safety. The primary care need of the claimant is to ensure her safety by protecting
her from the risk of further falls, and I remain of the view that the use of night-time
pads and/or absorbent sheets maximises the claimant's safety.
Having regard to the guidance and to the particular circumstances of the claimant as
well as to the cost indications of the care options, I remain satisfied that the use of
continence products is appropriate notwithstanding the claimant's objections.
I note her concerns about privacy and dignity and about the need to maintain her
relationship with her partner.
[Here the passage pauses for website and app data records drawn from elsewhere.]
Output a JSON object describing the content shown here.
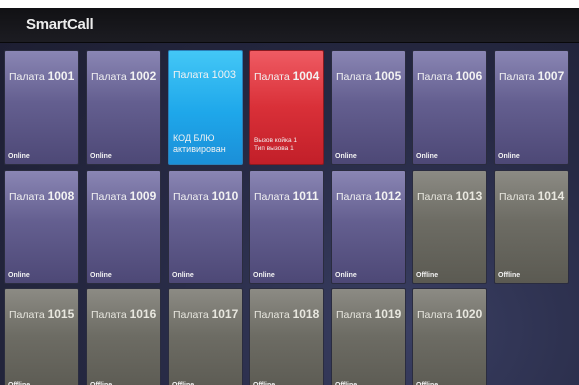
{
  "app": {
    "logo": "SmartCall"
  },
  "rooms": [
    {
      "label": "Палата",
      "num": "1001",
      "state": "online",
      "status": "Online"
    },
    {
      "label": "Палата",
      "num": "1002",
      "state": "online",
      "status": "Online"
    },
    {
      "label": "Палата",
      "num": "1003",
      "state": "code-blue",
      "status": "",
      "msg1": "КОД БЛЮ",
      "msg2": "активирован"
    },
    {
      "label": "Палата",
      "num": "1004",
      "state": "alarm",
      "status": "",
      "msg1": "Вызов койка 1",
      "msg2": "Тип вызова 1"
    },
    {
      "label": "Палата",
      "num": "1005",
      "state": "online",
      "status": "Online"
    },
    {
      "label": "Палата",
      "num": "1006",
      "state": "online",
      "status": "Online"
    },
    {
      "label": "Палата",
      "num": "1007",
      "state": "online",
      "status": "Online"
    },
    {
      "label": "Палата",
      "num": "1008",
      "state": "online",
      "status": "Online"
    },
    {
      "label": "Палата",
      "num": "1009",
      "state": "online",
      "status": "Online"
    },
    {
      "label": "Палата",
      "num": "1010",
      "state": "online",
      "status": "Online"
    },
    {
      "label": "Палата",
      "num": "1011",
      "state": "online",
      "status": "Online"
    },
    {
      "label": "Палата",
      "num": "1012",
      "state": "online",
      "status": "Online"
    },
    {
      "label": "Палата",
      "num": "1013",
      "state": "offline",
      "status": "Offline"
    },
    {
      "label": "Палата",
      "num": "1014",
      "state": "offline",
      "status": "Offline"
    },
    {
      "label": "Палата",
      "num": "1015",
      "state": "offline",
      "status": "Offline"
    },
    {
      "label": "Палата",
      "num": "1016",
      "state": "offline",
      "status": "Offline"
    },
    {
      "label": "Палата",
      "num": "1017",
      "state": "offline",
      "status": "Offline"
    },
    {
      "label": "Палата",
      "num": "1018",
      "state": "offline",
      "status": "Offline"
    },
    {
      "label": "Палата",
      "num": "1019",
      "state": "offline",
      "status": "Offline"
    },
    {
      "label": "Палата",
      "num": "1020",
      "state": "offline",
      "status": "Offline"
    }
  ],
  "colors": {
    "online": "#645f90",
    "offline": "#6d6c64",
    "code_blue": "#1ea7ea",
    "alarm": "#d93038"
  }
}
It is the council's view that the use of continence
products provides greater privacy and dignity than the presence of a carer assisting
with personal and intimate functions at night-time."
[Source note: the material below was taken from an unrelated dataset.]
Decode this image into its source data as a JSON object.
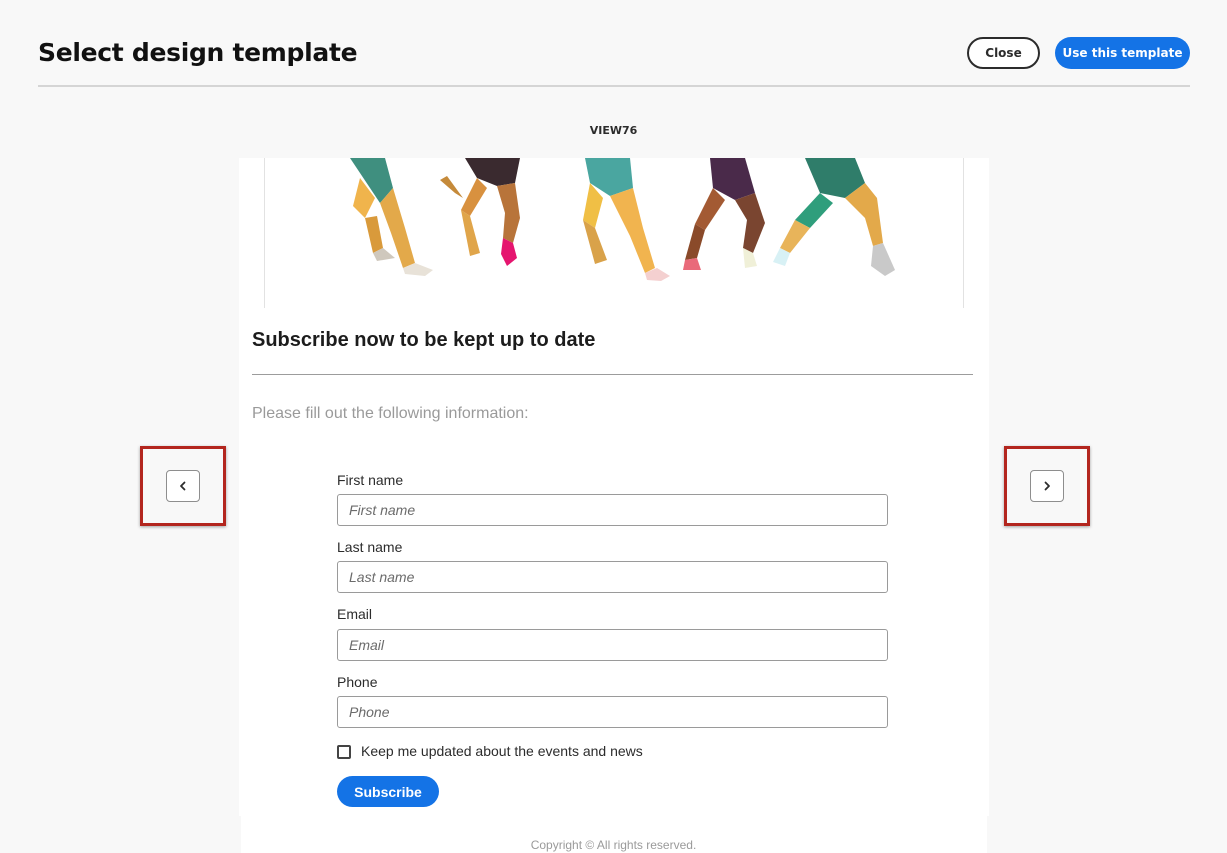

© Belinda Schwehr, 2011
The hypothetical faeces factor…it was maybe not so very
• Mr Brown’s evidence continued thus:
– "It is my experience based on 16 years in social care (most of them working with
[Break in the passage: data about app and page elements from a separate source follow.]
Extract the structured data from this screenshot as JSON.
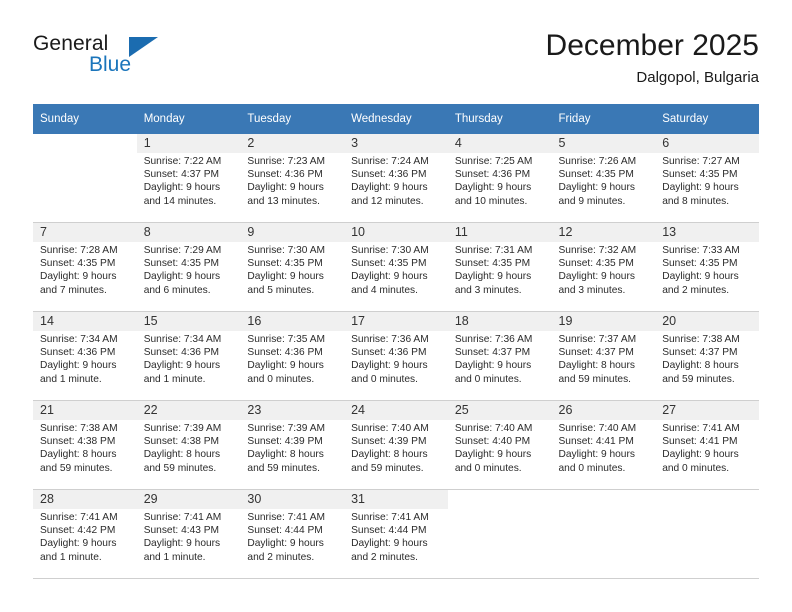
{
  "brand": {
    "name_part1": "General",
    "name_part2": "Blue",
    "accent_color": "#1b75bb"
  },
  "header": {
    "title": "December 2025",
    "location": "Dalgopol, Bulgaria"
  },
  "calendar": {
    "header_color": "#3a78b5",
    "weekdays": [
      "Sunday",
      "Monday",
      "Tuesday",
      "Wednesday",
      "Thursday",
      "Friday",
      "Saturday"
    ],
    "weeks": [
      [
        {
          "day": "",
          "sunrise": "",
          "sunset": "",
          "daylight1": "",
          "daylight2": ""
        },
        {
          "day": "1",
          "sunrise": "Sunrise: 7:22 AM",
          "sunset": "Sunset: 4:37 PM",
          "daylight1": "Daylight: 9 hours",
          "daylight2": "and 14 minutes."
        },
        {
          "day": "2",
          "sunrise": "Sunrise: 7:23 AM",
          "sunset": "Sunset: 4:36 PM",
          "daylight1": "Daylight: 9 hours",
          "daylight2": "and 13 minutes."
        },
        {
          "day": "3",
          "sunrise": "Sunrise: 7:24 AM",
          "sunset": "Sunset: 4:36 PM",
          "daylight1": "Daylight: 9 hours",
          "daylight2": "and 12 minutes."
        },
        {
          "day": "4",
          "sunrise": "Sunrise: 7:25 AM",
          "sunset": "Sunset: 4:36 PM",
          "daylight1": "Daylight: 9 hours",
          "daylight2": "and 10 minutes."
        },
        {
          "day": "5",
          "sunrise": "Sunrise: 7:26 AM",
          "sunset": "Sunset: 4:35 PM",
          "daylight1": "Daylight: 9 hours",
          "daylight2": "and 9 minutes."
        },
        {
          "day": "6",
          "sunrise": "Sunrise: 7:27 AM",
          "sunset": "Sunset: 4:35 PM",
          "daylight1": "Daylight: 9 hours",
          "daylight2": "and 8 minutes."
        }
      ],
      [
        {
          "day": "7",
          "sunrise": "Sunrise: 7:28 AM",
          "sunset": "Sunset: 4:35 PM",
          "daylight1": "Daylight: 9 hours",
          "daylight2": "and 7 minutes."
        },
        {
          "day": "8",
          "sunrise": "Sunrise: 7:29 AM",
          "sunset": "Sunset: 4:35 PM",
          "daylight1": "Daylight: 9 hours",
          "daylight2": "and 6 minutes."
        },
        {
          "day": "9",
          "sunrise": "Sunrise: 7:30 AM",
          "sunset": "Sunset: 4:35 PM",
          "daylight1": "Daylight: 9 hours",
          "daylight2": "and 5 minutes."
        },
        {
          "day": "10",
          "sunrise": "Sunrise: 7:30 AM",
          "sunset": "Sunset: 4:35 PM",
          "daylight1": "Daylight: 9 hours",
          "daylight2": "and 4 minutes."
        },
        {
          "day": "11",
          "sunrise": "Sunrise: 7:31 AM",
          "sunset": "Sunset: 4:35 PM",
          "daylight1": "Daylight: 9 hours",
          "daylight2": "and 3 minutes."
        },
        {
          "day": "12",
          "sunrise": "Sunrise: 7:32 AM",
          "sunset": "Sunset: 4:35 PM",
          "daylight1": "Daylight: 9 hours",
          "daylight2": "and 3 minutes."
        },
        {
          "day": "13",
          "sunrise": "Sunrise: 7:33 AM",
          "sunset": "Sunset: 4:35 PM",
          "daylight1": "Daylight: 9 hours",
          "daylight2": "and 2 minutes."
        }
      ],
      [
        {
          "day": "14",
          "sunrise": "Sunrise: 7:34 AM",
          "sunset": "Sunset: 4:36 PM",
          "daylight1": "Daylight: 9 hours",
          "daylight2": "and 1 minute."
        },
        {
          "day": "15",
          "sunrise": "Sunrise: 7:34 AM",
          "sunset": "Sunset: 4:36 PM",
          "daylight1": "Daylight: 9 hours",
          "daylight2": "and 1 minute."
        },
        {
          "day": "16",
          "sunrise": "Sunrise: 7:35 AM",
          "sunset": "Sunset: 4:36 PM",
          "daylight1": "Daylight: 9 hours",
          "daylight2": "and 0 minutes."
        },
        {
          "day": "17",
          "sunrise": "Sunrise: 7:36 AM",
          "sunset": "Sunset: 4:36 PM",
          "daylight1": "Daylight: 9 hours",
          "daylight2": "and 0 minutes."
        },
        {
          "day": "18",
          "sunrise": "Sunrise: 7:36 AM",
          "sunset": "Sunset: 4:37 PM",
          "daylight1": "Daylight: 9 hours",
          "daylight2": "and 0 minutes."
        },
        {
          "day": "19",
          "sunrise": "Sunrise: 7:37 AM",
          "sunset": "Sunset: 4:37 PM",
          "daylight1": "Daylight: 8 hours",
          "daylight2": "and 59 minutes."
        },
        {
          "day": "20",
          "sunrise": "Sunrise: 7:38 AM",
          "sunset": "Sunset: 4:37 PM",
          "daylight1": "Daylight: 8 hours",
          "daylight2": "and 59 minutes."
        }
      ],
      [
        {
          "day": "21",
          "sunrise": "Sunrise: 7:38 AM",
          "sunset": "Sunset: 4:38 PM",
          "daylight1": "Daylight: 8 hours",
          "daylight2": "and 59 minutes."
        },
        {
          "day": "22",
          "sunrise": "Sunrise: 7:39 AM",
          "sunset": "Sunset: 4:38 PM",
          "daylight1": "Daylight: 8 hours",
          "daylight2": "and 59 minutes."
        },
        {
          "day": "23",
          "sunrise": "Sunrise: 7:39 AM",
          "sunset": "Sunset: 4:39 PM",
          "daylight1": "Daylight: 8 hours",
          "daylight2": "and 59 minutes."
        },
        {
          "day": "24",
          "sunrise": "Sunrise: 7:40 AM",
          "sunset": "Sunset: 4:39 PM",
          "daylight1": "Daylight: 8 hours",
          "daylight2": "and 59 minutes."
        },
        {
          "day": "25",
          "sunrise": "Sunrise: 7:40 AM",
          "sunset": "Sunset: 4:40 PM",
          "daylight1": "Daylight: 9 hours",
          "daylight2": "and 0 minutes."
        },
        {
          "day": "26",
          "sunrise": "Sunrise: 7:40 AM",
          "sunset": "Sunset: 4:41 PM",
          "daylight1": "Daylight: 9 hours",
          "daylight2": "and 0 minutes."
        },
        {
          "day": "27",
          "sunrise": "Sunrise: 7:41 AM",
          "sunset": "Sunset: 4:41 PM",
          "daylight1": "Daylight: 9 hours",
          "daylight2": "and 0 minutes."
        }
      ],
      [
        {
          "day": "28",
          "sunrise": "Sunrise: 7:41 AM",
          "sunset": "Sunset: 4:42 PM",
          "daylight1": "Daylight: 9 hours",
          "daylight2": "and 1 minute."
        },
        {
          "day": "29",
          "sunrise": "Sunrise: 7:41 AM",
          "sunset": "Sunset: 4:43 PM",
          "daylight1": "Daylight: 9 hours",
          "daylight2": "and 1 minute."
        },
        {
          "day": "30",
          "sunrise": "Sunrise: 7:41 AM",
          "sunset": "Sunset: 4:44 PM",
          "daylight1": "Daylight: 9 hours",
          "daylight2": "and 2 minutes."
        },
        {
          "day": "31",
          "sunrise": "Sunrise: 7:41 AM",
          "sunset": "Sunset: 4:44 PM",
          "daylight1": "Daylight: 9 hours",
          "daylight2": "and 2 minutes."
        },
        {
          "day": "",
          "sunrise": "",
          "sunset": "",
          "daylight1": "",
          "daylight2": ""
        },
        {
          "day": "",
          "sunrise": "",
          "sunset": "",
          "daylight1": "",
          "daylight2": ""
        },
        {
          "day": "",
          "sunrise": "",
          "sunset": "",
          "daylight1": "",
          "daylight2": ""
        }
      ]
    ]
  }
}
older people) and another four years working in a large general hospital that, in
medical and residential care settings, it is general practice in the management of
functional incontinence [such as in Ms McD’s case]to use night-time incontinence
pads or absorbent sheets as a means of ensuring safety in patients/residents with
severely compromised mobility.
– This management technique was suggested to the council by the claimant's GP Dr
Parameshwaran on 19 September 2006 and also by the district nursing service, and
the suggestion is consistent with my own knowledge of the care management of
such persons.
– The management plan would remain the same if the claimant needs to pass
faeces at night, although good practice would be to encourage toileting last thing
at night when her night-time carer visits and to encourage appropriate dietary
– The need for morning bathing will arise whether or not faeces are passed at night
and it is practical within the care package offered by the council. It should be noted
that the need to pass faeces at night was not raised as an issue at the most recent
review held in March 2010. © Belinda Schwehr, 2011
What to avoid when support planning
Support planning that broke some other law
– “You can choose from these two homes in the area, as they are the cheapest
available. That’s your Choice Rights”.
– “You will be provided with this food, even though it is against your religious
and cultural sensibilities;
Support planning that ignored mental incapacity (ie “We will put you in this
tenancy even though you can’t understand it, and don’t have a deputy, and it
saves us money because it will be out of our area.”)
Support planning that was only resources-led – ie in Bromley’s case some years
ago they said no to a great but high-cost placement found by the client’s mother,
before finding any other options with which to compare it.
Taking a blanket approach to support planning for a particular group on reassessment: “We will bring everyone out of area back to their home county,
regardless of their local roots and relationships established over many years.”
Taking the view that the person’s friends and relatives must provide
accommodation or care – regardless of whether they are willing or able, this is not
the case for an over 18 year old – it may be an unmet need.
© Belinda Schwehr, 2011
• Proper re-assessments must be done before any cuts are
• Resource allocation scheme guestimates are lawful as a
starting point, but indicative only;
• The more rational and the less arbitrary the underpinning
to the RAS, the fewer cases will have to be moderated with
• Sign-off of a plan is an essential part of the statutory
function and of following guidance;
• Saying no to a request for more than first offered must be
done with reasons, or at least explained, so as to stake a
claim to being rational, and not merely budget-led.
© Belinda Schwehr, 2011
Thank you so much for attending!
• Belinda can be contacted on,
or Tel 01252 725 890 or 07974 399361.
• My website,, offers free (and
some charged-for) topic overviews about health and social
care law; ‘hot news’ emails when an important case has been
decided by the courts, and access to these web-based training
• For traditional face-to-face training, and regional events,
contact Mary Humphrey, my reservations manager,
on 01379 678 243 or by email on